Where Do Bats Hibernate?

While bats in warmer climates may never hibernate, most local species wait out Canadian winters by either heading south or going dormant. Caves, rock crevices, homes, and barns are common places for colonies of bats to seek shelter. As the only local species that hibernates inside buildings during the winter, big brown bats give homeowners the most trouble.

Problems Caused by Hibernating Bats in Winter

Bats generally move as little as possible during winter to avoid burning up their stored fat reserves. However, when woken by loud noises, lights, or raised temperatures, these pests may fly around the house searching for insects. Those unable to find food often die and eventually decay in attics or hollow walls. Residents who happen upon colonies by accident may wake the whole group, causing an intense, panicked commotion. To retain body heat, bats also nestle inside insulation. This behaviour may allow fleas, mites, ticks, and even bat bugs on their bodies to spread throughout homes.

Bat Prevention and Removal

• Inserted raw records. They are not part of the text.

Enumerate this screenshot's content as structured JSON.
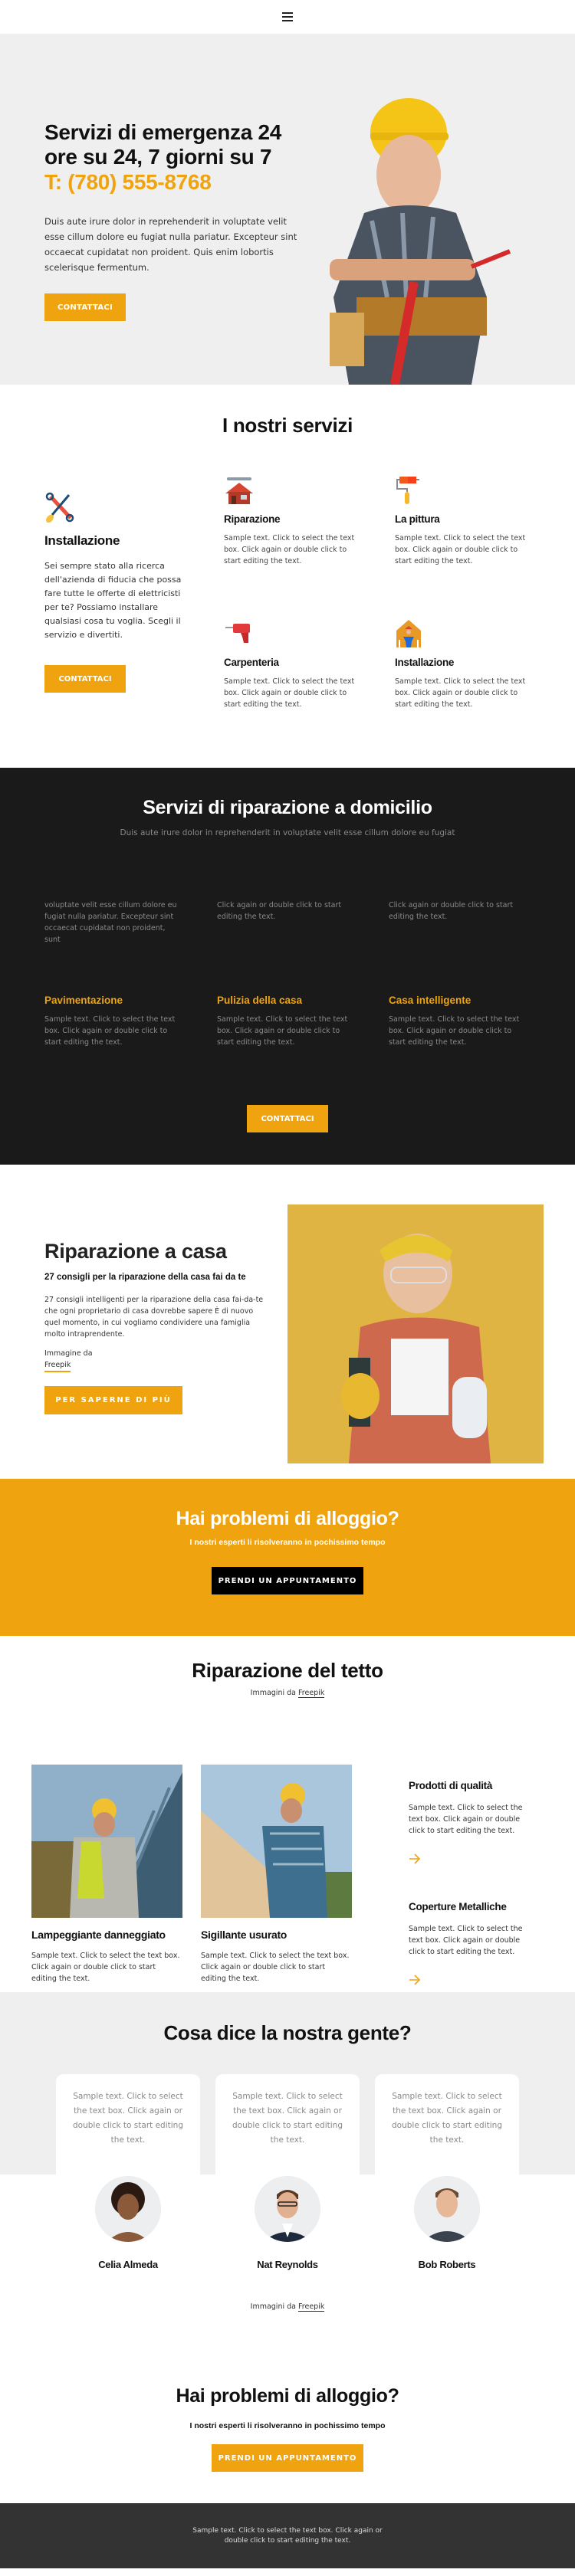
{
  "header": {
    "menu_icon": "hamburger-menu-icon"
  },
  "hero": {
    "title": "Servizi di emergenza 24 ore su 24, 7 giorni su 7",
    "phone": "T: (780) 555-8768",
    "description": "Duis aute irure dolor in reprehenderit in voluptate velit esse cillum dolore eu fugiat nulla pariatur. Excepteur sint occaecat cupidatat non proident. Quis enim lobortis scelerisque fermentum.",
    "button": "Contattaci",
    "image": "worker-with-hard-hat-photo"
  },
  "services": {
    "title": "I nostri servizi",
    "main": {
      "icon": "tools-crossed-icon",
      "title": "Installazione",
      "description": "Sei sempre stato alla ricerca dell'azienda di fiducia che possa fare tutte le offerte di elettricisti per te? Possiamo installare qualsiasi cosa tu voglia. Scegli il servizio e divertiti.",
      "button": "Contattaci"
    },
    "items": [
      {
        "icon": "house-repair-icon",
        "title": "Riparazione",
        "description": "Sample text. Click to select the text box. Click again or double click to start editing the text."
      },
      {
        "icon": "paint-roller-icon",
        "title": "La pittura",
        "description": "Sample text. Click to select the text box. Click again or double click to start editing the text."
      },
      {
        "icon": "drill-icon",
        "title": "Carpenteria",
        "description": "Sample text. Click to select the text box. Click again or double click to start editing the text."
      },
      {
        "icon": "worker-house-icon",
        "title": "Installazione",
        "description": "Sample text. Click to select the text box. Click again or double click to start editing the text."
      }
    ]
  },
  "home_services": {
    "title": "Servizi di riparazione a domicilio",
    "subtitle": "Duis aute irure dolor in reprehenderit in voluptate velit esse cillum dolore eu fugiat",
    "top_row": [
      {
        "text": "voluptate velit esse cillum dolore eu fugiat nulla pariatur. Excepteur sint occaecat cupidatat non proident, sunt"
      },
      {
        "text": "Click again or double click to start editing the text."
      },
      {
        "text": "Click again or double click to start editing the text."
      }
    ],
    "items": [
      {
        "title": "Pavimentazione",
        "description": "Sample text. Click to select the text box. Click again or double click to start editing the text."
      },
      {
        "title": "Pulizia della casa",
        "description": "Sample text. Click to select the text box. Click again or double click to start editing the text."
      },
      {
        "title": "Casa intelligente",
        "description": "Sample text. Click to select the text box. Click again or double click to start editing the text."
      }
    ],
    "button": "Contattaci"
  },
  "home_repair": {
    "title": "Riparazione a casa",
    "subtitle": "27 consigli per la riparazione della casa fai da te",
    "description": "27 consigli intelligenti per la riparazione della casa fai-da-te che ogni proprietario di casa dovrebbe sapere È di nuovo quel momento, in cui vogliamo condividere una famiglia molto intraprendente.",
    "credit_prefix": "Immagine da",
    "credit_link": "Freepik",
    "button": "Per saperne di più",
    "image": "woman-with-drill-photo"
  },
  "cta_yellow": {
    "title": "Hai problemi di alloggio?",
    "subtitle": "I nostri esperti li risolveranno in pochissimo tempo",
    "button": "Prendi un appuntamento"
  },
  "roof": {
    "title": "Riparazione del tetto",
    "credit_prefix": "Immagini da",
    "credit_link": "Freepik",
    "cards": [
      {
        "image": "roofer-metal-roof-photo",
        "title": "Lampeggiante danneggiato",
        "description": "Sample text. Click to select the text box. Click again or double click to start editing the text."
      },
      {
        "image": "roofer-wood-roof-photo",
        "title": "Sigillante usurato",
        "description": "Sample text. Click to select the text box. Click again or double click to start editing the text."
      }
    ],
    "side": [
      {
        "title": "Prodotti di qualità",
        "description": "Sample text. Click to select the text box. Click again or double click to start editing the text."
      },
      {
        "title": "Coperture Metalliche",
        "description": "Sample text. Click to select the text box. Click again or double click to start editing the text."
      }
    ]
  },
  "testimonials": {
    "title": "Cosa dice la nostra gente?",
    "items": [
      {
        "quote": "Sample text. Click to select the text box. Click again or double click to start editing the text.",
        "name": "Celia Almeda"
      },
      {
        "quote": "Sample text. Click to select the text box. Click again or double click to start editing the text.",
        "name": "Nat Reynolds"
      },
      {
        "quote": "Sample text. Click to select the text box. Click again or double click to start editing the text.",
        "name": "Bob Roberts"
      }
    ],
    "credit_prefix": "Immagini da",
    "credit_link": "Freepik"
  },
  "cta_white": {
    "title": "Hai problemi di alloggio?",
    "subtitle": "I nostri esperti li risolveranno in pochissimo tempo",
    "button": "Prendi un appuntamento"
  },
  "footer": {
    "text": "Sample text. Click to select the text box. Click again or double click to start editing the text."
  },
  "colors": {
    "accent": "#efa30f",
    "dark_bg": "#1a1a1a",
    "light_bg": "#efefef",
    "footer_bg": "#333333"
  }
}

Many hibernating bats return to the same sites every year, travelling up to hundreds of kilometres in the process. As a result, simply hoping to wait out an infestation of sleeping bats is not an effective, long-term solution. After ensuring that no bats are still inside, any openings in a home’s exterior walls or gaps around vents must be sealed. To ensure that bat removal is done right, contact the wildlife experts at Orkin for safe and humane solutions.